CYNAMATIC: This is a point of contention for me, because, frankly, how much would I love to be quoted on a film poster, but at the same time the singling out of the single voice that simply makes the loudest noise excludes a lot of quieter, more talented, more pointed writers whose work is far superior. That's just a reality of the business, I suppose, but every time that I see Harry Knowles quoted in an ad campaign, I cringe a little. Because I realize that there are a sizeable number of critics out there who are simply better at what they do. And I'm not saying this out of some misguided MovieWeb loyalty. To be honest, I've always thought that Moriarty over at AICN is a much better critic than Harry – and certainly one of the best on the net – and seeing him quoted on television wouldn't effect me nearly as much. My point, though, is that Roger and his fellow mainstream, print and television critics have, for the most part, earned their status through hard work and education. We haven't. And so when exposure presents itself, it should be about the content, about the writing, not about the connections, the PR or the appearance of the critic.

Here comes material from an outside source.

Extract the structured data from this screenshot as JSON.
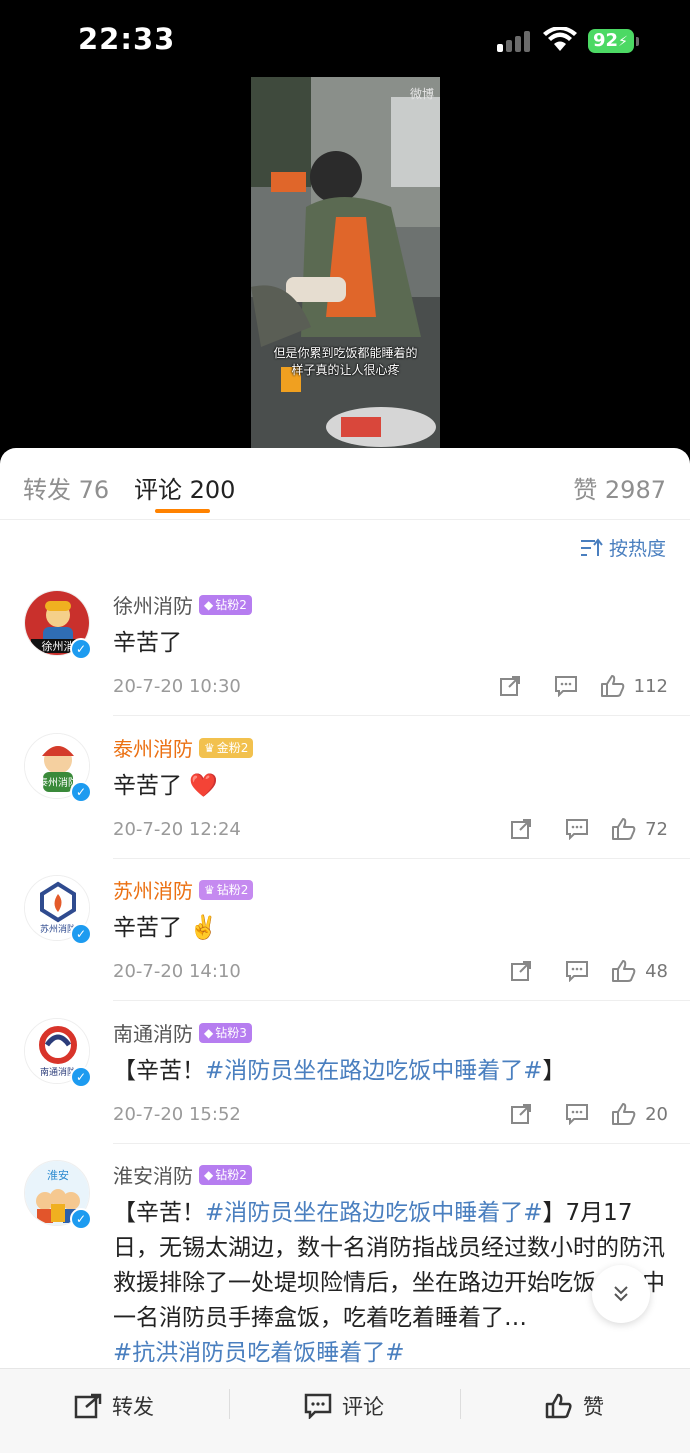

Movie Picture
How do you, personally, approach the work that you do? When you sit down to write a review, what is your main goal?

EBERT: My goal is to express what I think, and especially what I feel, in a way that is appropriate to the material. A review can range from solemn praise to a horselaugh. I also have the theory that a review should be worth reading even if you have no plans to see the movie and even no interest in the movie.

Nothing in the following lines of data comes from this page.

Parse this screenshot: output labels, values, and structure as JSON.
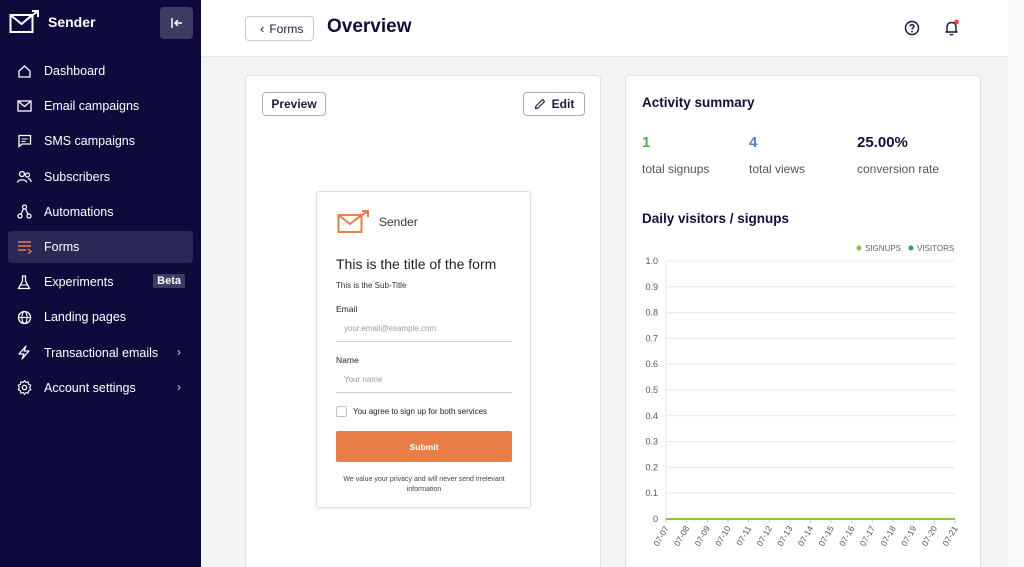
{
  "sidebar": {
    "brand": "Sender",
    "items": [
      {
        "label": "Dashboard",
        "icon": "home-icon"
      },
      {
        "label": "Email campaigns",
        "icon": "envelope-icon"
      },
      {
        "label": "SMS campaigns",
        "icon": "chat-icon"
      },
      {
        "label": "Subscribers",
        "icon": "users-icon"
      },
      {
        "label": "Automations",
        "icon": "automation-icon"
      },
      {
        "label": "Forms",
        "icon": "forms-icon",
        "active": true
      },
      {
        "label": "Experiments",
        "icon": "flask-icon",
        "badge": "Beta"
      },
      {
        "label": "Landing pages",
        "icon": "globe-icon"
      },
      {
        "label": "Transactional emails",
        "icon": "lightning-icon",
        "chevron": true
      },
      {
        "label": "Account settings",
        "icon": "gear-icon",
        "chevron": true
      }
    ]
  },
  "header": {
    "back_label": "Forms",
    "title": "Overview"
  },
  "preview_card": {
    "preview_label": "Preview",
    "edit_label": "Edit",
    "form": {
      "logo_text": "Sender",
      "title": "This is the title of the form",
      "subtitle": "This is the Sub-Title",
      "email_label": "Email",
      "email_placeholder": "your.email@example.com",
      "name_label": "Name",
      "name_placeholder": "Your name",
      "checkbox_label": "You agree to sign up for both services",
      "submit_label": "Submit",
      "privacy_text": "We value your privacy and will never send irrelevant information"
    }
  },
  "activity": {
    "title": "Activity summary",
    "stats": [
      {
        "value": "1",
        "label": "total signups",
        "color": "#4caf50"
      },
      {
        "value": "4",
        "label": "total views",
        "color": "#4f7fd9"
      },
      {
        "value": "25.00%",
        "label": "conversion rate",
        "color": "#12103a"
      }
    ],
    "chart_title": "Daily visitors / signups"
  },
  "colors": {
    "sidebar_bg": "#0f0a3c",
    "accent_orange": "#e87d48",
    "signups_green": "#8bc34a",
    "visitors_teal": "#2a9d8f"
  },
  "chart_data": {
    "type": "line",
    "title": "Daily visitors / signups",
    "x": [
      "07-07",
      "07-08",
      "07-09",
      "07-10",
      "07-11",
      "07-12",
      "07-13",
      "07-14",
      "07-15",
      "07-16",
      "07-17",
      "07-18",
      "07-19",
      "07-20",
      "07-21"
    ],
    "series": [
      {
        "name": "SIGNUPS",
        "values": [
          0,
          0,
          0,
          0,
          0,
          0,
          0,
          0,
          0,
          0,
          0,
          0,
          0,
          0,
          0
        ]
      },
      {
        "name": "VISITORS",
        "values": [
          0,
          0,
          0,
          0,
          0,
          0,
          0,
          0,
          0,
          0,
          0,
          0,
          0,
          0,
          0
        ]
      }
    ],
    "yticks": [
      "0",
      "0.1",
      "0.2",
      "0.3",
      "0.4",
      "0.5",
      "0.6",
      "0.7",
      "0.8",
      "0.9",
      "1.0"
    ],
    "ylim": [
      0,
      1.0
    ],
    "grid": true,
    "legend": "top-right"
  }
}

CYNAMATIC: I couldn't answer this any better. And so I won't even try.

Overall, the point here is the internet has undoubtedly lead to the development of a new form of critic and, for better of worse, that critic is slowly gaining an powerful voice over how moviegoers consider their options. As one of that generation, this couldn't make me happier, and despite any preferences I may have toward one particular critic or another, that so many people care enough to share their voice with the larger cinematic community is a touching thing. It's reason to realize that the passion that unites us is worthwhile and, if nothing else, worthy of conversation.

Thanks again for taking the time to read through another edition of Cynamatic. And special thanks to our guest contributor, Roger Ebert, who was generous enough with his time to chime in with his thoughts on the subject. Those of you who haven't already should check out his webpage at the Chicago Sun Times. It's a great resource for information on all of the upcoming films and an excellent place to learn a little about film history from time to time. Those of you who already visit the page should continue to do so.

Until next time...